“The name of the Lord is a strong tower: the righteous runneth into it, and is safe.” – Proverbs 18:10
A Snapshot of the Life of Lady Jane Grey:
Born: c 1537, in Bradgate, England
Died: Feb. 12, 1554, in London, England
Martyred English princess. This highly intelligent young woman at the age of twelve was able to write Greek and Latin, speak French and Italian, and was rapidly grasping a knowledge of Hebrew, Chaldee, and Arabic. She was the great granddaughter of King HENRY VII and a victim of a plot to wrestle the throne away from the Tudors and into the family line of the Dudleys. Her father, Earl Grey of Dorset, and the duke of Northumberland, plotted the deception by marrying Jane to the duke’s youngest son, Lord Guildford Dudley, May 1553 and by persuading the dying King EDWARD VI to deed Jane into the line of succession. Upon Edward’s death, Jane briefly became queen on July 10, 1553, at the age of 16. However the council repudiated the action and Mary I was crowned nine days later. Jane and her husband were imprisoned in the Tower of London. At age 17 she pleaded guilty to treason–not wanting to shame her Lord- even though she was the victim of political intrigue, her father’s participation in the abortive insurrection led by Sir Thomas Wyatt. After seven months in prison, Jane was beheaded along with her husband. Her martyrdom was also the result of her faith. She could have converted to Catholicism and maybe became queen. Instead she gave a short testimony and laid her head on the block. – (Excerpt taken from the Reese Chronological Encyclopedia of Christian Biographies. Used by permission.)
A Spiritual Application for our Lives:
What do you do with difficulty? How can a believer respond when troubles and persecutions arise? The testimony of Lady Jane Grey is one of the most compelling accounts of Christian steadfastness in Church history. Many lessons ought to be drawn from this remarkable young woman. The greatest lesson: run to the Lord during your difficulty. The great temptation for all of us is to argue and fuss over every trouble, but God desires to use our trouble as a pathway to communion with Him.
I hope you will ponder these excerpts from the final recorded prayer of seventeen-year-old Lady Jane Grey. These words were penned just hours before her execution.

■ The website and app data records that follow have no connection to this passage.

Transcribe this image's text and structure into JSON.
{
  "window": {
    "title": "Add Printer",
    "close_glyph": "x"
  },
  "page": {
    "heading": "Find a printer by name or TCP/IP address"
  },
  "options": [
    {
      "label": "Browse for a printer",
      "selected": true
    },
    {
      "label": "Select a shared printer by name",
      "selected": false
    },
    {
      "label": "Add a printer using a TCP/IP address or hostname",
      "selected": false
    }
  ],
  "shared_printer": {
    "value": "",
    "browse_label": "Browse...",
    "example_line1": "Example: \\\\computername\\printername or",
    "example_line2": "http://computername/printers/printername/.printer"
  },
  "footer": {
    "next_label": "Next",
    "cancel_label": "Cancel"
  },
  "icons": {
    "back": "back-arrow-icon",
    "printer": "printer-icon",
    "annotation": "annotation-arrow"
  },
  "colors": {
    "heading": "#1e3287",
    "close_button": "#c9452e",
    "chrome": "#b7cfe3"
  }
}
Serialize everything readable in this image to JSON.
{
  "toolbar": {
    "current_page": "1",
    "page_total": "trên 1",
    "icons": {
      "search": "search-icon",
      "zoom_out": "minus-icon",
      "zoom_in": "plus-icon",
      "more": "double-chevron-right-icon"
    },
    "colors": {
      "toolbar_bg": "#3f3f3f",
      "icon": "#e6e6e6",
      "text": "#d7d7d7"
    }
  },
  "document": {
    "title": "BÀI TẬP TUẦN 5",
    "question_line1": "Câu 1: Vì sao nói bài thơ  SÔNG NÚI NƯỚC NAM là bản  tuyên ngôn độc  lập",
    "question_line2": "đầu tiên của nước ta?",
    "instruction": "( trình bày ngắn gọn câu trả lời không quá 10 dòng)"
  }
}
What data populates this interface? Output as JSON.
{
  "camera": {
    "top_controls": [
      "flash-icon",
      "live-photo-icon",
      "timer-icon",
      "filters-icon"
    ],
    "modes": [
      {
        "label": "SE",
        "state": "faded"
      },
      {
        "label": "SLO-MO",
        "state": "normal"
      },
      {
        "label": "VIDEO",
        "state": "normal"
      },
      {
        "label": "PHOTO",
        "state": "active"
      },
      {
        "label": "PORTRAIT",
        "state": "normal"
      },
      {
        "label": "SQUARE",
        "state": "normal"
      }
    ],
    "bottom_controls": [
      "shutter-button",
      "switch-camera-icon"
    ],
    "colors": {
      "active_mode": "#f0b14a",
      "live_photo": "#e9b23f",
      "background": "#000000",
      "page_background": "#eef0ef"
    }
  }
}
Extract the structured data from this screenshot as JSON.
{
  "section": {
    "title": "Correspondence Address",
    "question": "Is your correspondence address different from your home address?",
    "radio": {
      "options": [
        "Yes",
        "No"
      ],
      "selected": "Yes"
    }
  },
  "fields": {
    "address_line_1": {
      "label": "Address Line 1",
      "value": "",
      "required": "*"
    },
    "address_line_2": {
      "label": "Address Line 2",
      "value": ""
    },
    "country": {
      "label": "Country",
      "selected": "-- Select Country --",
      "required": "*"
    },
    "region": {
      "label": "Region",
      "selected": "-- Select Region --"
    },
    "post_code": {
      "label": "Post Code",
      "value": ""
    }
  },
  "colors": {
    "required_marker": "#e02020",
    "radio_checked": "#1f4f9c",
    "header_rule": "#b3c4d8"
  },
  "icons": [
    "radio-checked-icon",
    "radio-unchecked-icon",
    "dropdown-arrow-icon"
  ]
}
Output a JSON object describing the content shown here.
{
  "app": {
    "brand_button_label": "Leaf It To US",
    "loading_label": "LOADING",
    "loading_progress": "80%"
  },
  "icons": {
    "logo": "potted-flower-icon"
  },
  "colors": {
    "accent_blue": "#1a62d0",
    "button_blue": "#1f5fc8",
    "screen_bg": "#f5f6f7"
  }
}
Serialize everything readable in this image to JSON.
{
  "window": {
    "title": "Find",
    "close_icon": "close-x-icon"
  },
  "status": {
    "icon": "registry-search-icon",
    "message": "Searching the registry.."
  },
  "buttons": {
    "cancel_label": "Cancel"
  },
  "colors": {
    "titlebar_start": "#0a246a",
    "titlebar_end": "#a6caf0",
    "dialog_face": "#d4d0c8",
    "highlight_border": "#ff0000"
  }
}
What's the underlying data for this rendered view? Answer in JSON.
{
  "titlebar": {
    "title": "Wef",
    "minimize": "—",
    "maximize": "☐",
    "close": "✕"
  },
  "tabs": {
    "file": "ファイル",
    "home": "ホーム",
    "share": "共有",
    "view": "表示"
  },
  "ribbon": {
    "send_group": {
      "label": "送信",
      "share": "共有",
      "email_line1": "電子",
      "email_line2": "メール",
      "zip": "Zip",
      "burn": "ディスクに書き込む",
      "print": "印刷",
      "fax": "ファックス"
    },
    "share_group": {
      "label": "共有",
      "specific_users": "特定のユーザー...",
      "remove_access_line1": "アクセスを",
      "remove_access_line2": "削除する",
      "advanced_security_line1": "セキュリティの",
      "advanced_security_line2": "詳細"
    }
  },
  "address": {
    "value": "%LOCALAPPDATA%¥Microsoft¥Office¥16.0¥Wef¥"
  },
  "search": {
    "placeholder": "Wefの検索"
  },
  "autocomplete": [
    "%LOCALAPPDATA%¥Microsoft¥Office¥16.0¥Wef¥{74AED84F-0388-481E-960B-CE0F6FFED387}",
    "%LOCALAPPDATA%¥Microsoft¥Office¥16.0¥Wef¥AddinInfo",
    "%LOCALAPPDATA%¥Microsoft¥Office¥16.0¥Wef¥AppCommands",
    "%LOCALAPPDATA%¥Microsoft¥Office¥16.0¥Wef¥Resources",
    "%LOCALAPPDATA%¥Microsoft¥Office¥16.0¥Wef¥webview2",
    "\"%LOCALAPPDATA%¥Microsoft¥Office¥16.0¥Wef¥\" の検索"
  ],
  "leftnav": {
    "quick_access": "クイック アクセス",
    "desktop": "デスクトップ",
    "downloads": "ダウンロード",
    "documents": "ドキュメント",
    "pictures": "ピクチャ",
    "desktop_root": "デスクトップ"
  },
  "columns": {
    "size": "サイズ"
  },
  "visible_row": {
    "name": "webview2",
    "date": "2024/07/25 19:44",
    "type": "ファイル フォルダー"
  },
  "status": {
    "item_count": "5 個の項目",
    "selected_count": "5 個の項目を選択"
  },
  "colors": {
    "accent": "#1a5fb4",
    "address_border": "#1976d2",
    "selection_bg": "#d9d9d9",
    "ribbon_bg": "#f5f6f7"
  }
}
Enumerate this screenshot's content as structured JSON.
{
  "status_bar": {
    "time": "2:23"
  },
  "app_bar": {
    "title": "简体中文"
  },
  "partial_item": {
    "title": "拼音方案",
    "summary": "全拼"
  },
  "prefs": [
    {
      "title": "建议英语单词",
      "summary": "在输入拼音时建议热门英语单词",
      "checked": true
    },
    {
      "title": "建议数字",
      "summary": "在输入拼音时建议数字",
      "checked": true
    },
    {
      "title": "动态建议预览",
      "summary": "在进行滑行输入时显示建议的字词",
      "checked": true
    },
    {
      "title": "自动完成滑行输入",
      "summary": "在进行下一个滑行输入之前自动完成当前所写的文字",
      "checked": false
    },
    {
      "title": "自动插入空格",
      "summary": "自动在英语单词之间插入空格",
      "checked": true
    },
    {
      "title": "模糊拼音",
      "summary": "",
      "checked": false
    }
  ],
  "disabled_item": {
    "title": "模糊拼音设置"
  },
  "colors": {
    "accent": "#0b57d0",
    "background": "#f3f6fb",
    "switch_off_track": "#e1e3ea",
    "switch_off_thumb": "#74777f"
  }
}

“O merciful God, consider my misery, best known unto thee; and be thou now unto me a strong tower of defense, I humbly require thee. …be thou a deliverer unto me out of this great misery, or else give me grace patiently to bear thy heavy hand…Why dost thou make so long tarrying? shall I despair of thy mercy? Oh God! Far be that from me; I am thy workmanship, created in Christ Jesus; give me grace therefore to tarry thy leisure, and patiently to bear thy works, assuredly knowing, that as thou canst, so thou wilt deliver me, when it shall please thee, nothing doubting or mistrusting thy goodness towards me; for thou knowest better what is good for me than I do.“
If we are going to allow God to work through our difficulties, we must remember who He is and who we are. He is God. We are created and saved by His love and grace (Ephesians 2:8-10). The Lord is always seeking to shape us and mold us into the image of Christ (Galatians 4:19-21). Lady Jane Grey recognized this in her prayer – “for thou knowest better what is good for me than I do.” This realization is one of the most calming and peace-giving assurances for the believer.
As bold as Lady Jane Grey may have been, she knew that she did not possess the strength to endure. She cried out to the Lord for His divine enablement and prayed to him from His Word. Alluding to Ephesians 6, she continued…
“…therefore do with me in all things what thou wilt, and plague me what way thou wilt. Only in the meantime, arm me, I beseech thee, with thy armor, that I may stand fast…my loins being girded about with verity, having on the breastplate of righteousness, and shod with the shoes prepared by the gospel of peace; above all things, taking to me the shield of faith, wherewith I may be able to quench all the fiery darts of the wicked; and taking the helmet of salvation, and the sword of thy spirit, which is thy most holy word; praying always, with all manner of prayer and supplication, that I may refer myself wholly to thy will, abiding thy pleasure, and comforting myself in those troubles that it shall please thee to send me; seeing such troubles be profitable for me, and seeing I am assuredly persuaded that it cannot but be well all thou doest. Hear me, O merciful Father, for his sake, whom thou wouldest should be a sacrifice for my sins; to whom with thee and the Holy Ghost, be all honor and glory.”
What a testimony of true dependence upon the character and Word of God. We selected Proverbs 18:10 to remember Lady Jane Grey. For it was from her tower of captivity, that Lady Jane Grey ran to her own strong tower – the Lord Jesus. Friends, let us not soon forget the powerful example of this faithful young woman.
A Suggestion for Further Reading…
Foxe’s Book of Martyrs – John Foxe, 1563